Call to enlist pharmacists for opioid fight as deaths rise

Call to enlist pharmacists for opioid fight as deaths rise

New Australian Institute of Health and Welfare (AIHW) research has revealed the number of Australian deaths involving opioids has more than doubled in the past decade, while more than 3 million Australians have had prescription opioids dispensed in 2016-17 alone.

Released last week, the Opioid harm in Australia and comparisons between Australia and Canada report also revealed that in those same 12 months about 715,000 used analgesics and pharmaceutical opioids for illicit or non-medical purposes.

The new figures come as PSA has put pharmacists’ role in reducing opioid harm on the Victorian election agenda. PSA has challenged the parties to empower pharmacists to do more to prevent and treat non-prescribed use of opioids, through funding Medication Assisted Treatment for Opioid Dependence (MATOD) services.

PSA Victorian President Benjamin Marchant said pharmacists were the most frequently contacted health professionals in Victoria, yet their skills were not being put to full use.

‘This is now ideal time for the incoming government to commit to new reforms for a healthier Victoria. PSA has urged Victorian political parties to fully fund client copayments for community pharmacy MATOD access, and to provide $2.2 million in seed funding for a pilot of the shared care model for MATOD services in Victoria,’ he said.

Mr Marchant said there was overwhelming evidence that illicit drugs and misuse of pharmaceutical medicines were a major community concern, creating a significant burden on the Victorian health system, law enforcement and community welfare. MATOD services are under enormous pressure,’ he said.

With the implementation of Victoria’s real-time prescription monitoring system, SafeScript, over the next 18 months, the demand for MATOD services is likely to increase significantly, putting additional pressure on all providers.
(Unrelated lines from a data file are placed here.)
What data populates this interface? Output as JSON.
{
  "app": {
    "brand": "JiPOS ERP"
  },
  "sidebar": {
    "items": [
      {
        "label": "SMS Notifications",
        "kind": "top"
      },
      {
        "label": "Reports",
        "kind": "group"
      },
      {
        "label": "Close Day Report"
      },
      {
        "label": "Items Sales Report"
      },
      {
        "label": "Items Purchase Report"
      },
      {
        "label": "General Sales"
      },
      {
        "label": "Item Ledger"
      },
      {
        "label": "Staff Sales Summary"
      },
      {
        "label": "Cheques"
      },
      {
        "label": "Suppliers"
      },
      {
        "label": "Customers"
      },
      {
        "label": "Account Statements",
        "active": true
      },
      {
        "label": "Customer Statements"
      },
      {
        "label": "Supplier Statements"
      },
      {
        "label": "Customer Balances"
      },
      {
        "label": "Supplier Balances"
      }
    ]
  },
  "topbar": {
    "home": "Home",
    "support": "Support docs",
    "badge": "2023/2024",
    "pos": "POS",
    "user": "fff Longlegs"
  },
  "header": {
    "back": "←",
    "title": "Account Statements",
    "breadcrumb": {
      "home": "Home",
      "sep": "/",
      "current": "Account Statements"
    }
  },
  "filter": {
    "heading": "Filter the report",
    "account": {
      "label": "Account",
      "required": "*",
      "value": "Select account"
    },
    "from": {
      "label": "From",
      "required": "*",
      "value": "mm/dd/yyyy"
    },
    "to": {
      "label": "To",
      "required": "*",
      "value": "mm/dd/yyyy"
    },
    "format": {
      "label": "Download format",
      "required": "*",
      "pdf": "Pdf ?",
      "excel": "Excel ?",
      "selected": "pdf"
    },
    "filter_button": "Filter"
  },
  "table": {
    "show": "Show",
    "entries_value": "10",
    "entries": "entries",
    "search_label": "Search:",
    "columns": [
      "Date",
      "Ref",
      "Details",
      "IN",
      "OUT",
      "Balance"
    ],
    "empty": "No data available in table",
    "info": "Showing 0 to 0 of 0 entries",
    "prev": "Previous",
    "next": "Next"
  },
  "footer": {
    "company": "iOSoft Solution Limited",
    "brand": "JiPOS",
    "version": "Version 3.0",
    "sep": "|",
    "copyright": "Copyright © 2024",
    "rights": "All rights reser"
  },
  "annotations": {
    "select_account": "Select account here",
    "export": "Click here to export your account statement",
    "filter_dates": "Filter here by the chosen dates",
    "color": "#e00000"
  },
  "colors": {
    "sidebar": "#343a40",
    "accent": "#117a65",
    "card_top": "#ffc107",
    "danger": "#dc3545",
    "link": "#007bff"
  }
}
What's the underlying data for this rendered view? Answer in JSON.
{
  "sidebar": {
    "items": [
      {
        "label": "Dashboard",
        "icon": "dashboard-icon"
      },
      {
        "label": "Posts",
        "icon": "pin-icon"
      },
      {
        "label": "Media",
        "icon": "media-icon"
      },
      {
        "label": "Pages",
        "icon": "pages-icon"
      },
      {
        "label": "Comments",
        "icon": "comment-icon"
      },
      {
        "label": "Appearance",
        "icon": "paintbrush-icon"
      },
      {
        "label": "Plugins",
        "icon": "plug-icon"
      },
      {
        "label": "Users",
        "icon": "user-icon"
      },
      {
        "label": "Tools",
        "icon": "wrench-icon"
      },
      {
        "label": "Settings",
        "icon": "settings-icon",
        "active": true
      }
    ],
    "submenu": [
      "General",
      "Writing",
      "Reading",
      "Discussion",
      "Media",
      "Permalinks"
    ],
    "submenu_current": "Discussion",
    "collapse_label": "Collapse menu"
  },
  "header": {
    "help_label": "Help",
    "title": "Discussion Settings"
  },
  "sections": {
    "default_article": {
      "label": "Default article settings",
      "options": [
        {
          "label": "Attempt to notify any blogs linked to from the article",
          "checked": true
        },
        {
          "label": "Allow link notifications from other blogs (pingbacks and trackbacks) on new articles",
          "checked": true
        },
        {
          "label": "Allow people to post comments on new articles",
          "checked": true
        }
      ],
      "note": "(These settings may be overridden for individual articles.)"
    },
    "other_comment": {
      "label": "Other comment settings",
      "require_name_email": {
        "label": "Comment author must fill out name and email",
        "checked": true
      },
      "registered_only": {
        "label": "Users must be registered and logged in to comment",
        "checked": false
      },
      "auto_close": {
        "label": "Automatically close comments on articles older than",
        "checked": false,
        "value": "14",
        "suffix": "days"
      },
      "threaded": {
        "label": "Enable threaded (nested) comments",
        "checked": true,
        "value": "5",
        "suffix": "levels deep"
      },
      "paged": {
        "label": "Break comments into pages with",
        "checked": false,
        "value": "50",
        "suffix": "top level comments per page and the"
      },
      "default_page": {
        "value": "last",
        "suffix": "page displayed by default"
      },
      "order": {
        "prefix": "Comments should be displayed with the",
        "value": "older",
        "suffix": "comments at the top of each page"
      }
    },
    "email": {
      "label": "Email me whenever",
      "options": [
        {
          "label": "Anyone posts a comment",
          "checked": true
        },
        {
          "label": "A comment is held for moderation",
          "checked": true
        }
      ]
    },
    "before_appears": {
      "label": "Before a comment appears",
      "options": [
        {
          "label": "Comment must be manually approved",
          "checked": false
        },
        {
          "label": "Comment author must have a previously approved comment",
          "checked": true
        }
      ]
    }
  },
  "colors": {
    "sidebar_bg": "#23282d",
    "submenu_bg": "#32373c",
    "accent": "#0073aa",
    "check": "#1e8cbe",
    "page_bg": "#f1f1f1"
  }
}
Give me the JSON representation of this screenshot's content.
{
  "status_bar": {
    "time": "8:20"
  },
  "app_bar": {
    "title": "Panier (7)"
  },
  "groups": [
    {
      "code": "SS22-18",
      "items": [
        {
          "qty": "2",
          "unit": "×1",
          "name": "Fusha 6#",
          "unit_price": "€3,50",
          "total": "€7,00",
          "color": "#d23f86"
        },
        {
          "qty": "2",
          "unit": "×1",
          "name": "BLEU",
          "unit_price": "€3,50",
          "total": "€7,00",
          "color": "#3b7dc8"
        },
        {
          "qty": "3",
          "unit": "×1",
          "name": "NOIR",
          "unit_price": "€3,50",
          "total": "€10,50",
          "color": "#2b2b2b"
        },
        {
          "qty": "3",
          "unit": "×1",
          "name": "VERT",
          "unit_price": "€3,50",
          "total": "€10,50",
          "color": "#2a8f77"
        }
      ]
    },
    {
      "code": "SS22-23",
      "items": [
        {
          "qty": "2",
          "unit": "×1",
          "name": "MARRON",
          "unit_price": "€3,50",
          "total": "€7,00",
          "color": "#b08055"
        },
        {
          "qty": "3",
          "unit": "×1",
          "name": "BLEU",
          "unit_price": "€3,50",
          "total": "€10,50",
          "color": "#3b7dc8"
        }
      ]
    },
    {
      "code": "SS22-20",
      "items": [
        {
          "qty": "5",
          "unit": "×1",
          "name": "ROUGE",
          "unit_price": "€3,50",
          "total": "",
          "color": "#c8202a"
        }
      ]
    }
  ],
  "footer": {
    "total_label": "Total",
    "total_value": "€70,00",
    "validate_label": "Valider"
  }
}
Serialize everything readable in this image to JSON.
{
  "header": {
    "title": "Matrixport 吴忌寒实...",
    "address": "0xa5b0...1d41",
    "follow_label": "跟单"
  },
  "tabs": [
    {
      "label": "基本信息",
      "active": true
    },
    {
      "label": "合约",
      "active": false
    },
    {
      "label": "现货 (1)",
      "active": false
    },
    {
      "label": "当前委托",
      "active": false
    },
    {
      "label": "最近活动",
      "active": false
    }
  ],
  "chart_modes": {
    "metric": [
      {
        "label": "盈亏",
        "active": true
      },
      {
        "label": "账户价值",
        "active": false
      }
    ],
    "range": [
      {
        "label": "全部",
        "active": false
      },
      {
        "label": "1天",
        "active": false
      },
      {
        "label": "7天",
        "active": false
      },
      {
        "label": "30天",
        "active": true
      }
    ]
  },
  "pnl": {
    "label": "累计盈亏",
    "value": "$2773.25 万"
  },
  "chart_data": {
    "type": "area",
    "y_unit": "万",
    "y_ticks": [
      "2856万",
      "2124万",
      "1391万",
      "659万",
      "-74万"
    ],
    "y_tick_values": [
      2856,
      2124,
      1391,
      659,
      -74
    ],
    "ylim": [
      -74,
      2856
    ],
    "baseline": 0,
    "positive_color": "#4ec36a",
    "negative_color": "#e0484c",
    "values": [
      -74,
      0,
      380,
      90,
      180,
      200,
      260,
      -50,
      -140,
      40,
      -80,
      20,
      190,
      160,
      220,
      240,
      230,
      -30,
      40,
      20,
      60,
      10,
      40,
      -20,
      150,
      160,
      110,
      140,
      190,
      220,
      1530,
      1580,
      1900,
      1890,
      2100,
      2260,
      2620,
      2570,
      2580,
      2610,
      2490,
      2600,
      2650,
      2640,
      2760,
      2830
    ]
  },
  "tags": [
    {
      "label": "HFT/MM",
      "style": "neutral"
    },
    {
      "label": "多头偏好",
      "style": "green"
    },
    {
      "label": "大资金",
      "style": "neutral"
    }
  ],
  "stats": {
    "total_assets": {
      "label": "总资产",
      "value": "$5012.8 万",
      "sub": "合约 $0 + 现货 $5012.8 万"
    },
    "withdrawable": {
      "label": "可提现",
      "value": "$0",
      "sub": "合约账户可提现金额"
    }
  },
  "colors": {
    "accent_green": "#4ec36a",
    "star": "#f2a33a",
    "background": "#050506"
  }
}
‘There is strong evidence that government funding for MATOD would enhance compliance, minimise stigma and encourage more pharmacists to offer this much-needed service,’1 Mr Marchant said. ‘This proposal has received universal support from the Victorian Alcohol and Other Drugs sector and is one of the recommendations of the Victorian Parliamentary Inquiry on Drug Law Reform.2  Anyone interested in doing so can contact the Victoria state office for assistance on 03 9389 4000.

Mr Marchant said all pharmacists should talk to or invite their MP to visit their pharmacy and demonstrate how pharmacists can help to reduce opioid harm in the community.

Anyone interested in doing so can contact the Victoria state office for assistance.


  1. Chronic unfairness; Equal treatment for addiction medicines? 2015, Penington Institute, Carlton,
  2. Inquiry into drug law reform; summary booklet, 2018, Law Reform, Road and Community Safety Committee, Parliament of Victoria, East Melbourne.